╭─ Provided records
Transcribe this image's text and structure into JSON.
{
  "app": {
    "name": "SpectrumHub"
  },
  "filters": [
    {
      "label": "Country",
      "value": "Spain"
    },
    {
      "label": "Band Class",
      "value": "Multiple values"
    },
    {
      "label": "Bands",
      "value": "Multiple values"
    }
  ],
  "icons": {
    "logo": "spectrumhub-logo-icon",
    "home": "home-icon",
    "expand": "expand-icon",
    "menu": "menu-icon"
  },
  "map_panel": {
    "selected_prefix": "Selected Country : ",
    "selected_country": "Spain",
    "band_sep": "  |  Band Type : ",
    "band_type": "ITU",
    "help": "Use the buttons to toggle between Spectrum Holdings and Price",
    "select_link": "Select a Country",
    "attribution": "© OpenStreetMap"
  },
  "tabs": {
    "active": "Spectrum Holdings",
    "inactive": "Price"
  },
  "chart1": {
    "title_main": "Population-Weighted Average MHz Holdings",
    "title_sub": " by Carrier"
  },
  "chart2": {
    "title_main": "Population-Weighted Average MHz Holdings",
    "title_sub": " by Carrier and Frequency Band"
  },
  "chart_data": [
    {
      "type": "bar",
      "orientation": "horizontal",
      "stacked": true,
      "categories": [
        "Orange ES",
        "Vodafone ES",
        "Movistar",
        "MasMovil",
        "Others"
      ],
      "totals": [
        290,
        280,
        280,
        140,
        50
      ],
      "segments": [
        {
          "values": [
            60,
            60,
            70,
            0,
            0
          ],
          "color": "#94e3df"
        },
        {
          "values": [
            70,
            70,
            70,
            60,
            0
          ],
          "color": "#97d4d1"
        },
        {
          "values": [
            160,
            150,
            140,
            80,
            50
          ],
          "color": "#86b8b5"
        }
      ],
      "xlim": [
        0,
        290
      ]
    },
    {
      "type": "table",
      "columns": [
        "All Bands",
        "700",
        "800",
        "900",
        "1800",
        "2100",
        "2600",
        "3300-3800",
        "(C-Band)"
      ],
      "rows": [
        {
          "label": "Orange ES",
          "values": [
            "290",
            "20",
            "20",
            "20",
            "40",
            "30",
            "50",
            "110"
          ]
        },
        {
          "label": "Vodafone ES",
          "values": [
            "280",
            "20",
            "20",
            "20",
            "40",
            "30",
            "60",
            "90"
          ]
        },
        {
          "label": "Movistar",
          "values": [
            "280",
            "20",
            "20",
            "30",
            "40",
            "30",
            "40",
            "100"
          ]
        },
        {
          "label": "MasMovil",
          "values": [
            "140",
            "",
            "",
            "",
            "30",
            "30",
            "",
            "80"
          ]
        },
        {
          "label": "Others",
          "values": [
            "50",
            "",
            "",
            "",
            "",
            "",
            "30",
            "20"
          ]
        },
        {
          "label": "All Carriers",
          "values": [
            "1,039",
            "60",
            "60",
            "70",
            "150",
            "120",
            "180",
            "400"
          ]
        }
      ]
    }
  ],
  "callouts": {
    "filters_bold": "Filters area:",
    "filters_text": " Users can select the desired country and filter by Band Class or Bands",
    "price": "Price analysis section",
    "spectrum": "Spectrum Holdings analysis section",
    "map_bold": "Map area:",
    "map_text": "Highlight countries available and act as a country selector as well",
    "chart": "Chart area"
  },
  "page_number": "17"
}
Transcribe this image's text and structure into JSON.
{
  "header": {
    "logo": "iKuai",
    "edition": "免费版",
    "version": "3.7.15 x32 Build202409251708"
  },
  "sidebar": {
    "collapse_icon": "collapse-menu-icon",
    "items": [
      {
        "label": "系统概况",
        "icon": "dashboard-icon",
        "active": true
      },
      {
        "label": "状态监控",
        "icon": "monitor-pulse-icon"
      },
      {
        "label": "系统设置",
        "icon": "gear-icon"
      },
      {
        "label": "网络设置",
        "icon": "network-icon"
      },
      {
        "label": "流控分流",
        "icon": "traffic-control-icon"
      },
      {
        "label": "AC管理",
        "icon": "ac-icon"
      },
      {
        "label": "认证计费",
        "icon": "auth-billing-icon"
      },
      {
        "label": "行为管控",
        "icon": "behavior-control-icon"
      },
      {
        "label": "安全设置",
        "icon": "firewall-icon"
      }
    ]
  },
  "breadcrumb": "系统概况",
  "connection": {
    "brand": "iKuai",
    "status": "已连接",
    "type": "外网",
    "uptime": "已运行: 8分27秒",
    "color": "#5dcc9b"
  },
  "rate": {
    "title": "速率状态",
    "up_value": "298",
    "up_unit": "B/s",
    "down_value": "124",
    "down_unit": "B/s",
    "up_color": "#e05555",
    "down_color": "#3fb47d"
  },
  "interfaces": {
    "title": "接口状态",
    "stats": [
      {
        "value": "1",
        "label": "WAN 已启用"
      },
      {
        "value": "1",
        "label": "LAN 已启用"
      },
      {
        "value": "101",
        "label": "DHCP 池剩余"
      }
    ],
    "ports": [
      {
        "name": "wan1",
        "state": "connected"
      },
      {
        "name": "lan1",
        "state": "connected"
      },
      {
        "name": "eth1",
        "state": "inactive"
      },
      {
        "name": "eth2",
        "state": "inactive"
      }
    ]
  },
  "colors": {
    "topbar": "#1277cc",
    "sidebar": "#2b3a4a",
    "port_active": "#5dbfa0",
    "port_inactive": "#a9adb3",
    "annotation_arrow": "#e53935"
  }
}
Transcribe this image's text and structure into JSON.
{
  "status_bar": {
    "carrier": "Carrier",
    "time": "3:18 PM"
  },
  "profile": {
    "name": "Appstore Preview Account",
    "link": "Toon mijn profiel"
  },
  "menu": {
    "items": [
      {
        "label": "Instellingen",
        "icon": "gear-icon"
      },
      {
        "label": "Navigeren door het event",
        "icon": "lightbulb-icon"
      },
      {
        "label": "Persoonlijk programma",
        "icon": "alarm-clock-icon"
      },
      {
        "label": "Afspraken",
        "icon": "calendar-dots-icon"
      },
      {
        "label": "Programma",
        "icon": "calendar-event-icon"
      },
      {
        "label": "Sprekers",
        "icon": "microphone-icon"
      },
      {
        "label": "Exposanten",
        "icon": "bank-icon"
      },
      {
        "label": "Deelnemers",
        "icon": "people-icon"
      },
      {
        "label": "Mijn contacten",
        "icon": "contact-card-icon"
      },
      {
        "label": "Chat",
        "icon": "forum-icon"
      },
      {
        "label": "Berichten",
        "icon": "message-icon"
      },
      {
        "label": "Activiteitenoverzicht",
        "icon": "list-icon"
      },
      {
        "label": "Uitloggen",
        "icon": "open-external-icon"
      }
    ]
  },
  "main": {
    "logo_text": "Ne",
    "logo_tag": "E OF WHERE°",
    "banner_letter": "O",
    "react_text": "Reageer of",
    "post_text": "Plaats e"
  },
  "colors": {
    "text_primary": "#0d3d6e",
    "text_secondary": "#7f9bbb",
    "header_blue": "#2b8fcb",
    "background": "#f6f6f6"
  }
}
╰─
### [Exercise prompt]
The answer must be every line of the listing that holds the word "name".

### [Solution to this problem]
    "name": "SpectrumHub"
        "name": "wan1",
        "name": "lan1",
        "name": "eth1",
        "name": "eth2",
    "name": "Appstore Preview Account",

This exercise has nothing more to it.